Apple revealed Tuesday morning that 70 percent of its employees worldwide are male, and 55 percent of its workers in the U.S. are white.
Joining a growing movement of tech companies, Apple released a report detailing the diversity of its ranks. In a letter accompanying the statistics, CEO Tim Cook wrote that diversity is a work in progress for the company.
“Let me say upfront: As CEO, I’m not satisfied with the numbers on this page,” Cook wrote. “We are making progress, and we’re committed to being as innovative in advancing diversity as we are in developing our products.”
The report reveals that Apple’s U.S. workforce in non-tech roles is 56 percent white, 14 percent Hispanic, 9 percent Asian and 9 percent black. Workers in the tech sector are 54 percent white, 23 percent Asian, 7 percent Hispanic and 6 percent black. The company’s leadership in the U.S. is 64 percent white, 21 percent Asian, 6 percent Hispanic and 3 percent black.

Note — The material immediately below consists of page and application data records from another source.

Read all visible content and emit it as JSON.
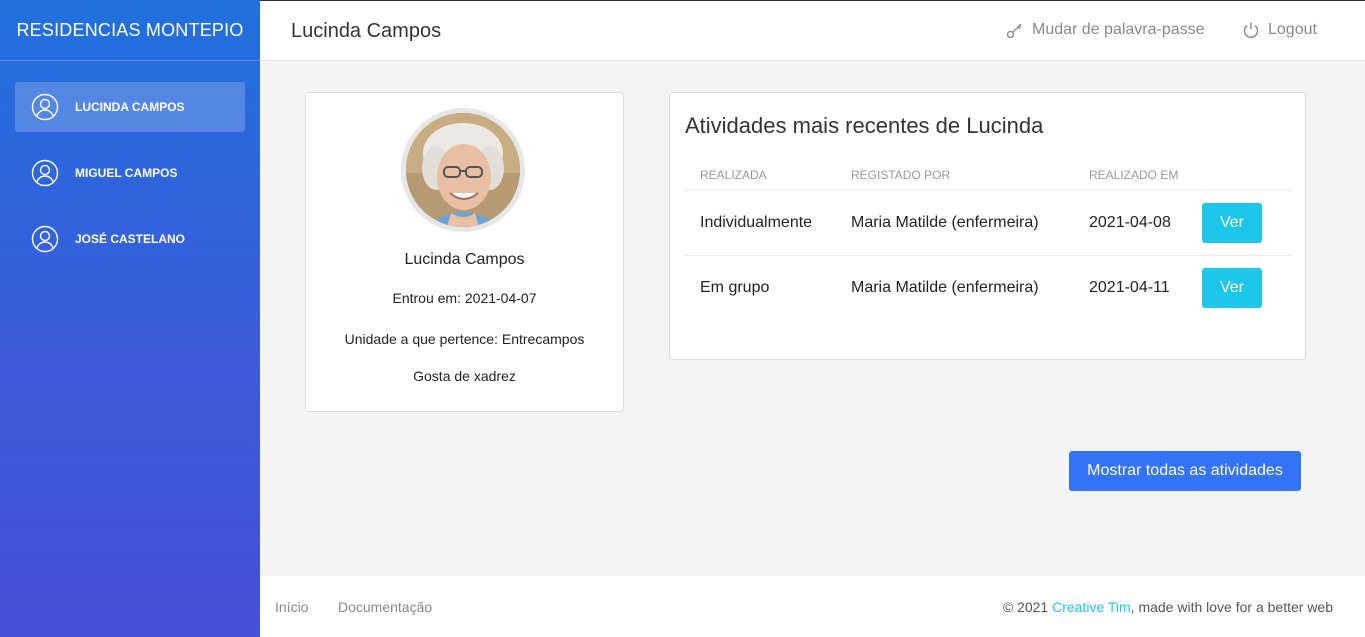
{
  "sidebar": {
    "brand": "RESIDENCIAS MONTEPIO",
    "items": [
      {
        "label": "LUCINDA CAMPOS",
        "icon": "user-circle-icon",
        "active": true
      },
      {
        "label": "MIGUEL CAMPOS",
        "icon": "user-circle-icon"
      },
      {
        "label": "JOSÉ CASTELANO",
        "icon": "user-circle-icon"
      }
    ]
  },
  "topbar": {
    "title": "Lucinda Campos",
    "change_password": "Mudar de palavra-passe",
    "logout": "Logout"
  },
  "profile": {
    "name": "Lucinda Campos",
    "joined": "Entrou em: 2021-04-07",
    "unit": "Unidade a que pertence: Entrecampos",
    "note": "Gosta de xadrez"
  },
  "activities": {
    "title": "Atividades mais recentes de Lucinda",
    "headers": [
      "REALIZADA",
      "REGISTADO POR",
      "REALIZADO EM"
    ],
    "rows": [
      {
        "realizada": "Individualmente",
        "registado_por": "Maria Matilde (enfermeira)",
        "realizado_em": "2021-04-08",
        "action": "Ver"
      },
      {
        "realizada": "Em grupo",
        "registado_por": "Maria Matilde (enfermeira)",
        "realizado_em": "2021-04-11",
        "action": "Ver"
      }
    ],
    "show_all": "Mostrar todas as atividades"
  },
  "footer": {
    "links": [
      "Início",
      "Documentação"
    ],
    "copyright_prefix": "© 2021 ",
    "copyright_link": "Creative Tim",
    "copyright_suffix": ", made with love for a better web"
  },
  "colors": {
    "sidebar_top": "#2170de",
    "sidebar_bottom": "#4550d8",
    "info": "#1dc7ea",
    "primary": "#3472f7"
  }
}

By gender, 80 percent of Apple’s tech workers worldwide are male, and 65-percent of non-tech workers are male. Leadership mirrors that split, with 72 percent of titles worldwide held by men.

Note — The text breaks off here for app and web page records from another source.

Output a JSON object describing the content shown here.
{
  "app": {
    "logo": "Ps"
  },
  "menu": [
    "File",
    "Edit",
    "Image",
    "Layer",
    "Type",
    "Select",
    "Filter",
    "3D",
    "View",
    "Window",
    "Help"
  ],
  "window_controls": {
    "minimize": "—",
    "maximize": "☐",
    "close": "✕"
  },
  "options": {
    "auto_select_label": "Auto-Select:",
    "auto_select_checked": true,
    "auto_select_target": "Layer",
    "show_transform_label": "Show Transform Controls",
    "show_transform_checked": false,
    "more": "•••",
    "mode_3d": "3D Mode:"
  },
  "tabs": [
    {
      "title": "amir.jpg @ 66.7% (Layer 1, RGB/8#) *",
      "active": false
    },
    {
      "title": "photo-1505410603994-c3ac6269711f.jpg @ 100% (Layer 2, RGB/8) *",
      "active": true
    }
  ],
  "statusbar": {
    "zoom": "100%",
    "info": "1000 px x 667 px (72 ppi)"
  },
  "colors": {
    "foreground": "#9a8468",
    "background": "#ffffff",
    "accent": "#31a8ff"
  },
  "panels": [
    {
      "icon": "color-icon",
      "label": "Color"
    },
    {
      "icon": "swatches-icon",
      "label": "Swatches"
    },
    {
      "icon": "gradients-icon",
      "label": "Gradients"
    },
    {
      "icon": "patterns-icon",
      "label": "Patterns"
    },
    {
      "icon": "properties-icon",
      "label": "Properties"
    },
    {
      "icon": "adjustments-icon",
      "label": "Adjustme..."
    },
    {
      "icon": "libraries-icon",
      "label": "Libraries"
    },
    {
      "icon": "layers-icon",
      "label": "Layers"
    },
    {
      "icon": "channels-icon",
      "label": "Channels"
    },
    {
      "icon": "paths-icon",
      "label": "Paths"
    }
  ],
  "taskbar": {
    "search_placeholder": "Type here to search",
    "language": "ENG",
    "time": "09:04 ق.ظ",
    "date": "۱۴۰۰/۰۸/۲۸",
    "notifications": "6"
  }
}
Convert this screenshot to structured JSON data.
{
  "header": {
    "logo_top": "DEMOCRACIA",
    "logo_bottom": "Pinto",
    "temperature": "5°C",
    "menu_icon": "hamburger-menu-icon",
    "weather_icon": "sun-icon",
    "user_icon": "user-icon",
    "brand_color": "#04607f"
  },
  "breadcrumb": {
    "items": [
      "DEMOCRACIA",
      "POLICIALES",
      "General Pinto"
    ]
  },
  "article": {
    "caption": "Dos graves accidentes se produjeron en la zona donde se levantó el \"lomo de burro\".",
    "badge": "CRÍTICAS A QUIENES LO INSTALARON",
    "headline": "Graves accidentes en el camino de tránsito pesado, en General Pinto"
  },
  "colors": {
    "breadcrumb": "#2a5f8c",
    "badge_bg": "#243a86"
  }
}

Pointing to recent hires and promotions, Cook cited Eddy Cue, senior vice president of Internet Software and Services, who is Latino, as well as Angela Ahrendts, senior vice president of Internet Software and Services, the former Burberry CEO who joined Apple last year, among others. The company also added another woman to its board in July, tapping Sue Wagner, founding partner and director of BlackRock.

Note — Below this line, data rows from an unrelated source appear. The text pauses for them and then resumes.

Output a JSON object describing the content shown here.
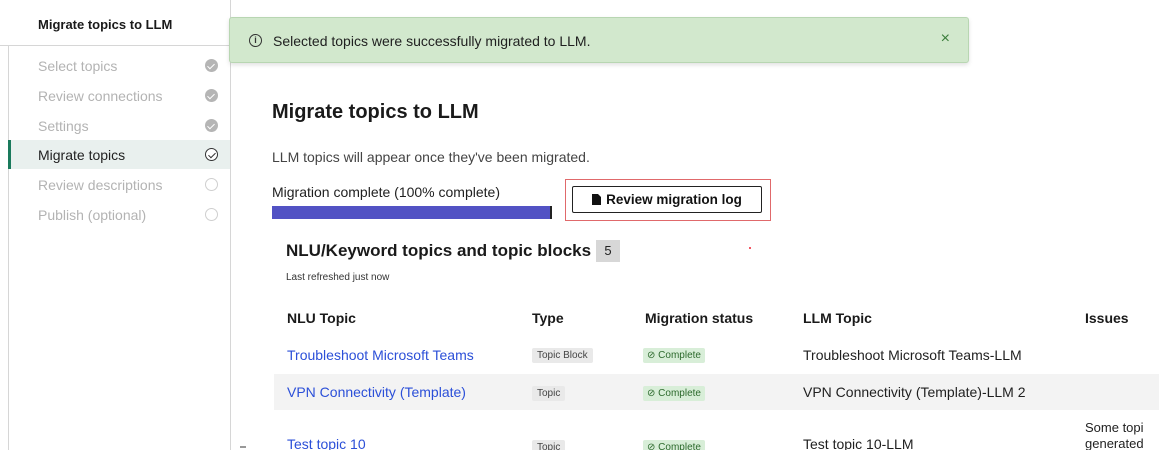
{
  "sidebar": {
    "title": "Migrate topics to LLM",
    "steps": [
      {
        "label": "Select topics",
        "state": "done"
      },
      {
        "label": "Review connections",
        "state": "done"
      },
      {
        "label": "Settings",
        "state": "done"
      },
      {
        "label": "Migrate topics",
        "state": "current"
      },
      {
        "label": "Review descriptions",
        "state": "pending"
      },
      {
        "label": "Publish (optional)",
        "state": "pending"
      }
    ]
  },
  "toast": {
    "icon": "info-circle-icon",
    "message": "Selected topics were successfully migrated to LLM.",
    "close": "×",
    "color": "#d2e8cd"
  },
  "main": {
    "title": "Migrate topics to LLM",
    "subtitle": "LLM topics will appear once they've been migrated.",
    "progress_label": "Migration complete (100% complete)",
    "progress_percent": 100,
    "progress_color": "#5252c4",
    "review_button": "Review migration log"
  },
  "section": {
    "title": "NLU/Keyword topics and topic blocks",
    "count": "5",
    "refreshed": "Last refreshed just now"
  },
  "table": {
    "headers": {
      "nlu_topic": "NLU Topic",
      "type": "Type",
      "status": "Migration status",
      "llm_topic": "LLM Topic",
      "issues": "Issues"
    },
    "rows": [
      {
        "nlu_topic": "Troubleshoot Microsoft Teams",
        "type": "Topic Block",
        "status": "Complete",
        "llm_topic": "Troubleshoot Microsoft Teams-LLM",
        "issues": ""
      },
      {
        "nlu_topic": "VPN Connectivity (Template)",
        "type": "Topic",
        "status": "Complete",
        "llm_topic": "VPN Connectivity (Template)-LLM 2",
        "issues": ""
      },
      {
        "nlu_topic": "Test topic 10",
        "type": "Topic",
        "status": "Complete",
        "llm_topic": "Test topic 10-LLM",
        "issues": "Some topi generated"
      }
    ]
  }
}
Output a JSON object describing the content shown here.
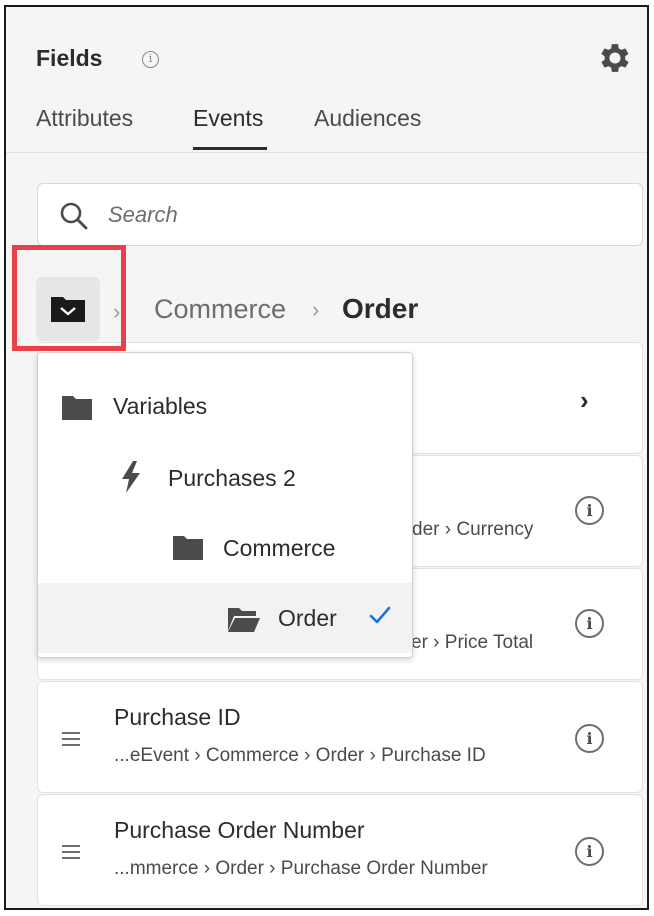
{
  "panel": {
    "title": "Fields",
    "title_info_glyph": "i",
    "settings_icon": "gear-icon"
  },
  "tabs": [
    {
      "label": "Attributes",
      "active": false
    },
    {
      "label": "Events",
      "active": true
    },
    {
      "label": "Audiences",
      "active": false
    }
  ],
  "search": {
    "placeholder": "Search",
    "value": ""
  },
  "breadcrumb": {
    "folder_icon": "folder-open-icon",
    "items": [
      "Commerce",
      "Order"
    ],
    "separator": "›"
  },
  "dropdown": {
    "items": [
      {
        "label": "Variables",
        "icon": "folder-icon",
        "selected": false
      },
      {
        "label": "Purchases 2",
        "icon": "lightning-icon",
        "selected": false
      },
      {
        "label": "Commerce",
        "icon": "folder-icon",
        "selected": false
      },
      {
        "label": "Order",
        "icon": "folder-open-icon",
        "selected": true
      }
    ]
  },
  "cards": [
    {
      "title": "",
      "path": "",
      "chevron": "›"
    },
    {
      "title": "",
      "path": "der › Currency",
      "info_glyph": "i"
    },
    {
      "title": "",
      "path": "er › Price Total",
      "info_glyph": "i"
    },
    {
      "title": "Purchase ID",
      "path": "...eEvent › Commerce › Order › Purchase ID",
      "info_glyph": "i"
    },
    {
      "title": "Purchase Order Number",
      "path": "...mmerce › Order › Purchase Order Number",
      "info_glyph": "i"
    }
  ],
  "colors": {
    "highlight": "#e8414b",
    "accent": "#1473e6",
    "text": "#2c2c2c"
  }
}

Apple’s revelations follow similar reports from companies such as Google and Facebook. The Mercury News began a quest years ago to obtain such data from 15 of Silicon Valley’s largest tech companies in 2008, but six firms refused to participate. An 18-month legal fight yielded data from Hewlett-Packard, but Apple, Google, Yahoo, Oracle and Applied Materials held firm. Since then, though, Google and Yahoo have released their workplace demographics.
For other coverage of this topic, see our workplace-diversity page on SiliconValley.com.
Photo: The Apple logo is seen in this Sept. 11, 2012 file photo at the Yerba Buena Center for Arts in San Francisco. (Kimihiro Hoshino/AFP/Getty Images)